*Provided data*.
_ _ _
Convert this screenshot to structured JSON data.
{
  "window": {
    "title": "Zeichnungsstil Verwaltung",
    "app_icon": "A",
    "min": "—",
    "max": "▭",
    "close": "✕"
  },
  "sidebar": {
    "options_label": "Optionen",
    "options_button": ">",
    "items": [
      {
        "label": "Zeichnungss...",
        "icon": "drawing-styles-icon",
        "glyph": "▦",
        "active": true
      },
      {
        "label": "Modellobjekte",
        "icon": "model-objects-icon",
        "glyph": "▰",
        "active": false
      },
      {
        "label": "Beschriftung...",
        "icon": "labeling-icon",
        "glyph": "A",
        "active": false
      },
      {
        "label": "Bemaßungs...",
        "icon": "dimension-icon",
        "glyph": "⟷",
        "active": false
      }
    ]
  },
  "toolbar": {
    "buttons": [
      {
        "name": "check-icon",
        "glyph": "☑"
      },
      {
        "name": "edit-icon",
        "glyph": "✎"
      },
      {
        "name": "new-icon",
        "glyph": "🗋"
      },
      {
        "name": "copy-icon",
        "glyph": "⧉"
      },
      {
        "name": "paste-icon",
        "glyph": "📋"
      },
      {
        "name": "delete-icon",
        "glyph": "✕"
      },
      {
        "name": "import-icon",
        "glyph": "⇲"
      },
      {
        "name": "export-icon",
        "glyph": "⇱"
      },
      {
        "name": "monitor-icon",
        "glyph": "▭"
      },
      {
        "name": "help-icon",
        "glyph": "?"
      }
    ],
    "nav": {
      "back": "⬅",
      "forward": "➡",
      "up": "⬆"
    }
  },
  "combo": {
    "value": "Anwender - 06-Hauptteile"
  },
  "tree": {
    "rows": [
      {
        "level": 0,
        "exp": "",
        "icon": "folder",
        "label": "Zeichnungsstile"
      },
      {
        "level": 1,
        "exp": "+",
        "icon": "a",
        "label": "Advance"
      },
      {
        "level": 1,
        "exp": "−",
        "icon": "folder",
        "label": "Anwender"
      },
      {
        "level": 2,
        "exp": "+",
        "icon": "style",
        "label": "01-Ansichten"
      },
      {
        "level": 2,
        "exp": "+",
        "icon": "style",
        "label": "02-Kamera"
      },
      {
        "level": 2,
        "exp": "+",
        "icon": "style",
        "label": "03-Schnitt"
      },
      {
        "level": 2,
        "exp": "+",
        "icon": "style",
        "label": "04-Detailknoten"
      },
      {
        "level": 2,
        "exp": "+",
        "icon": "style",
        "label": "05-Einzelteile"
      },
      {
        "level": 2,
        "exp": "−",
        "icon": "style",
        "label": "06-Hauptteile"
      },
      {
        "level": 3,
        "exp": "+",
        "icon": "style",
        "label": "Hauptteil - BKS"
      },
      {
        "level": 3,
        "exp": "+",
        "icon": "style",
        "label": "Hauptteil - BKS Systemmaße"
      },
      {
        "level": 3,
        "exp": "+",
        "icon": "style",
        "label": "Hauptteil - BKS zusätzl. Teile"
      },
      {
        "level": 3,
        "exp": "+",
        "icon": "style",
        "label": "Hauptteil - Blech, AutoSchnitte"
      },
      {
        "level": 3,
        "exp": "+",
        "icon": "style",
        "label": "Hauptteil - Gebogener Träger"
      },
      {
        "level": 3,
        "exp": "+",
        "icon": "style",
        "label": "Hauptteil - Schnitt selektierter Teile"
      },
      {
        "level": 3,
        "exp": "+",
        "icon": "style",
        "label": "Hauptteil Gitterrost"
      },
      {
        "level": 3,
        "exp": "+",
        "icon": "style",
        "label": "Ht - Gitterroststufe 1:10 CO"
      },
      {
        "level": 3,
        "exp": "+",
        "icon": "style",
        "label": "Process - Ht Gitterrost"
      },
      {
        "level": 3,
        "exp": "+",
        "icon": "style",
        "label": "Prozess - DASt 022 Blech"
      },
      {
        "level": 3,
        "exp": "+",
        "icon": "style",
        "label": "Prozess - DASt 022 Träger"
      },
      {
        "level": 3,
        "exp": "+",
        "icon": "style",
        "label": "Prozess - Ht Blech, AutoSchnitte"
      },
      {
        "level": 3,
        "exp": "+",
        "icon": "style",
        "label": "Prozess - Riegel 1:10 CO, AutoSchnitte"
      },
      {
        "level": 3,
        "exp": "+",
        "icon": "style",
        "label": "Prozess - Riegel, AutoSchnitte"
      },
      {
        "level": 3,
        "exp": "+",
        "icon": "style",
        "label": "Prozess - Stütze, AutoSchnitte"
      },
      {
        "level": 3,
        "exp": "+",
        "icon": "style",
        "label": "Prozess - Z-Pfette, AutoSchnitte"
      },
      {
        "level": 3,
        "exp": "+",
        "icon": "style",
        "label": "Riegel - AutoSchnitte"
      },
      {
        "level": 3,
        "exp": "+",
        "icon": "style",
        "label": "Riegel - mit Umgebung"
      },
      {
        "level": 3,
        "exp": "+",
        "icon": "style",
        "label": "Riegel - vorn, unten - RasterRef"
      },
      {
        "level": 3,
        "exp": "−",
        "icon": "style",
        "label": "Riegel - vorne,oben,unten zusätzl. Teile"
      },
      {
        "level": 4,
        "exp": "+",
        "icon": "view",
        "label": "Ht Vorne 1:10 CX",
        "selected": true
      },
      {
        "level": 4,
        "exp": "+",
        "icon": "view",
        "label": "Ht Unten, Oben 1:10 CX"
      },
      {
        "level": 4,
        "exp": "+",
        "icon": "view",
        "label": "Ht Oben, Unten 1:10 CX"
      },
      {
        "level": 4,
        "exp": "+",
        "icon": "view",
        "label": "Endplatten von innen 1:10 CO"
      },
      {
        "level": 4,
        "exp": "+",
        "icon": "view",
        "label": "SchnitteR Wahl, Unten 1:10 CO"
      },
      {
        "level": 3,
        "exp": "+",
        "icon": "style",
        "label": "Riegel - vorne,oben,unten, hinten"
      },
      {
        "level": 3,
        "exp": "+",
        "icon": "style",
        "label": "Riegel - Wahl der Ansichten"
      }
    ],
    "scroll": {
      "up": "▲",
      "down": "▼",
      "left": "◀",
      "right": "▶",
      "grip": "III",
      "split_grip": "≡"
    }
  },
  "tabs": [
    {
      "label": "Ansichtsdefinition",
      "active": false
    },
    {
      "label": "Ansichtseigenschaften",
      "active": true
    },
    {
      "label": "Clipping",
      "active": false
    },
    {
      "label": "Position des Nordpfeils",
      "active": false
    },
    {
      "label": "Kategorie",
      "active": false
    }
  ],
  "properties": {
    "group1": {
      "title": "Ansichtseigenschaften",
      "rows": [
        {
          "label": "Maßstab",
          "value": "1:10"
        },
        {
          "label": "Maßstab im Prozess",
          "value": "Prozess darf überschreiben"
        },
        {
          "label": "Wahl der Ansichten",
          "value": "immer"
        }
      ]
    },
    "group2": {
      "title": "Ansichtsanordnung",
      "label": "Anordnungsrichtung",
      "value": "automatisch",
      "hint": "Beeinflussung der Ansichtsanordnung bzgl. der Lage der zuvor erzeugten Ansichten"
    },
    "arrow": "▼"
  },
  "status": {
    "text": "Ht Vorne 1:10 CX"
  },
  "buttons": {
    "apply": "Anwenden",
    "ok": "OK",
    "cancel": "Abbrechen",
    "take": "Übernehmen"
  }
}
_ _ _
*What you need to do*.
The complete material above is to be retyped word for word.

*Written solution*.
Convert this screenshot to structured JSON data.
{
  "window": {
    "title": "Zeichnungsstil Verwaltung",
    "app_icon": "A",
    "min": "—",
    "max": "▭",
    "close": "✕"
  },
  "sidebar": {
    "options_label": "Optionen",
    "options_button": ">",
    "items": [
      {
        "label": "Zeichnungss...",
        "icon": "drawing-styles-icon",
        "glyph": "▦",
        "active": true
      },
      {
        "label": "Modellobjekte",
        "icon": "model-objects-icon",
        "glyph": "▰",
        "active": false
      },
      {
        "label": "Beschriftung...",
        "icon": "labeling-icon",
        "glyph": "A",
        "active": false
      },
      {
        "label": "Bemaßungs...",
        "icon": "dimension-icon",
        "glyph": "⟷",
        "active": false
      }
    ]
  },
  "toolbar": {
    "buttons": [
      {
        "name": "check-icon",
        "glyph": "☑"
      },
      {
        "name": "edit-icon",
        "glyph": "✎"
      },
      {
        "name": "new-icon",
        "glyph": "🗋"
      },
      {
        "name": "copy-icon",
        "glyph": "⧉"
      },
      {
        "name": "paste-icon",
        "glyph": "📋"
      },
      {
        "name": "delete-icon",
        "glyph": "✕"
      },
      {
        "name": "import-icon",
        "glyph": "⇲"
      },
      {
        "name": "export-icon",
        "glyph": "⇱"
      },
      {
        "name": "monitor-icon",
        "glyph": "▭"
      },
      {
        "name": "help-icon",
        "glyph": "?"
      }
    ],
    "nav": {
      "back": "⬅",
      "forward": "➡",
      "up": "⬆"
    }
  },
  "combo": {
    "value": "Anwender - 06-Hauptteile"
  },
  "tree": {
    "rows": [
      {
        "level": 0,
        "exp": "",
        "icon": "folder",
        "label": "Zeichnungsstile"
      },
      {
        "level": 1,
        "exp": "+",
        "icon": "a",
        "label": "Advance"
      },
      {
        "level": 1,
        "exp": "−",
        "icon": "folder",
        "label": "Anwender"
      },
      {
        "level": 2,
        "exp": "+",
        "icon": "style",
        "label": "01-Ansichten"
      },
      {
        "level": 2,
        "exp": "+",
        "icon": "style",
        "label": "02-Kamera"
      },
      {
        "level": 2,
        "exp": "+",
        "icon": "style",
        "label": "03-Schnitt"
      },
      {
        "level": 2,
        "exp": "+",
        "icon": "style",
        "label": "04-Detailknoten"
      },
      {
        "level": 2,
        "exp": "+",
        "icon": "style",
        "label": "05-Einzelteile"
      },
      {
        "level": 2,
        "exp": "−",
        "icon": "style",
        "label": "06-Hauptteile"
      },
      {
        "level": 3,
        "exp": "+",
        "icon": "style",
        "label": "Hauptteil - BKS"
      },
      {
        "level": 3,
        "exp": "+",
        "icon": "style",
        "label": "Hauptteil - BKS Systemmaße"
      },
      {
        "level": 3,
        "exp": "+",
        "icon": "style",
        "label": "Hauptteil - BKS zusätzl. Teile"
      },
      {
        "level": 3,
        "exp": "+",
        "icon": "style",
        "label": "Hauptteil - Blech, AutoSchnitte"
      },
      {
        "level": 3,
        "exp": "+",
        "icon": "style",
        "label": "Hauptteil - Gebogener Träger"
      },
      {
        "level": 3,
        "exp": "+",
        "icon": "style",
        "label": "Hauptteil - Schnitt selektierter Teile"
      },
      {
        "level": 3,
        "exp": "+",
        "icon": "style",
        "label": "Hauptteil Gitterrost"
      },
      {
        "level": 3,
        "exp": "+",
        "icon": "style",
        "label": "Ht - Gitterroststufe 1:10 CO"
      },
      {
        "level": 3,
        "exp": "+",
        "icon": "style",
        "label": "Process - Ht Gitterrost"
      },
      {
        "level": 3,
        "exp": "+",
        "icon": "style",
        "label": "Prozess - DASt 022 Blech"
      },
      {
        "level": 3,
        "exp": "+",
        "icon": "style",
        "label": "Prozess - DASt 022 Träger"
      },
      {
        "level": 3,
        "exp": "+",
        "icon": "style",
        "label": "Prozess - Ht Blech, AutoSchnitte"
      },
      {
        "level": 3,
        "exp": "+",
        "icon": "style",
        "label": "Prozess - Riegel 1:10 CO, AutoSchnitte"
      },
      {
        "level": 3,
        "exp": "+",
        "icon": "style",
        "label": "Prozess - Riegel, AutoSchnitte"
      },
      {
        "level": 3,
        "exp": "+",
        "icon": "style",
        "label": "Prozess - Stütze, AutoSchnitte"
      },
      {
        "level": 3,
        "exp": "+",
        "icon": "style",
        "label": "Prozess - Z-Pfette, AutoSchnitte"
      },
      {
        "level": 3,
        "exp": "+",
        "icon": "style",
        "label": "Riegel - AutoSchnitte"
      },
      {
        "level": 3,
        "exp": "+",
        "icon": "style",
        "label": "Riegel - mit Umgebung"
      },
      {
        "level": 3,
        "exp": "+",
        "icon": "style",
        "label": "Riegel - vorn, unten - RasterRef"
      },
      {
        "level": 3,
        "exp": "−",
        "icon": "style",
        "label": "Riegel - vorne,oben,unten zusätzl. Teile"
      },
      {
        "level": 4,
        "exp": "+",
        "icon": "view",
        "label": "Ht Vorne 1:10 CX",
        "selected": true
      },
      {
        "level": 4,
        "exp": "+",
        "icon": "view",
        "label": "Ht Unten, Oben 1:10 CX"
      },
      {
        "level": 4,
        "exp": "+",
        "icon": "view",
        "label": "Ht Oben, Unten 1:10 CX"
      },
      {
        "level": 4,
        "exp": "+",
        "icon": "view",
        "label": "Endplatten von innen 1:10 CO"
      },
      {
        "level": 4,
        "exp": "+",
        "icon": "view",
        "label": "SchnitteR Wahl, Unten 1:10 CO"
      },
      {
        "level": 3,
        "exp": "+",
        "icon": "style",
        "label": "Riegel - vorne,oben,unten, hinten"
      },
      {
        "level": 3,
        "exp": "+",
        "icon": "style",
        "label": "Riegel - Wahl der Ansichten"
      }
    ],
    "scroll": {
      "up": "▲",
      "down": "▼",
      "left": "◀",
      "right": "▶",
      "grip": "III",
      "split_grip": "≡"
    }
  },
  "tabs": [
    {
      "label": "Ansichtsdefinition",
      "active": false
    },
    {
      "label": "Ansichtseigenschaften",
      "active": true
    },
    {
      "label": "Clipping",
      "active": false
    },
    {
      "label": "Position des Nordpfeils",
      "active": false
    },
    {
      "label": "Kategorie",
      "active": false
    }
  ],
  "properties": {
    "group1": {
      "title": "Ansichtseigenschaften",
      "rows": [
        {
          "label": "Maßstab",
          "value": "1:10"
        },
        {
          "label": "Maßstab im Prozess",
          "value": "Prozess darf überschreiben"
        },
        {
          "label": "Wahl der Ansichten",
          "value": "immer"
        }
      ]
    },
    "group2": {
      "title": "Ansichtsanordnung",
      "label": "Anordnungsrichtung",
      "value": "automatisch",
      "hint": "Beeinflussung der Ansichtsanordnung bzgl. der Lage der zuvor erzeugten Ansichten"
    },
    "arrow": "▼"
  },
  "status": {
    "text": "Ht Vorne 1:10 CX"
  },
  "buttons": {
    "apply": "Anwenden",
    "ok": "OK",
    "cancel": "Abbrechen",
    "take": "Übernehmen"
  }
}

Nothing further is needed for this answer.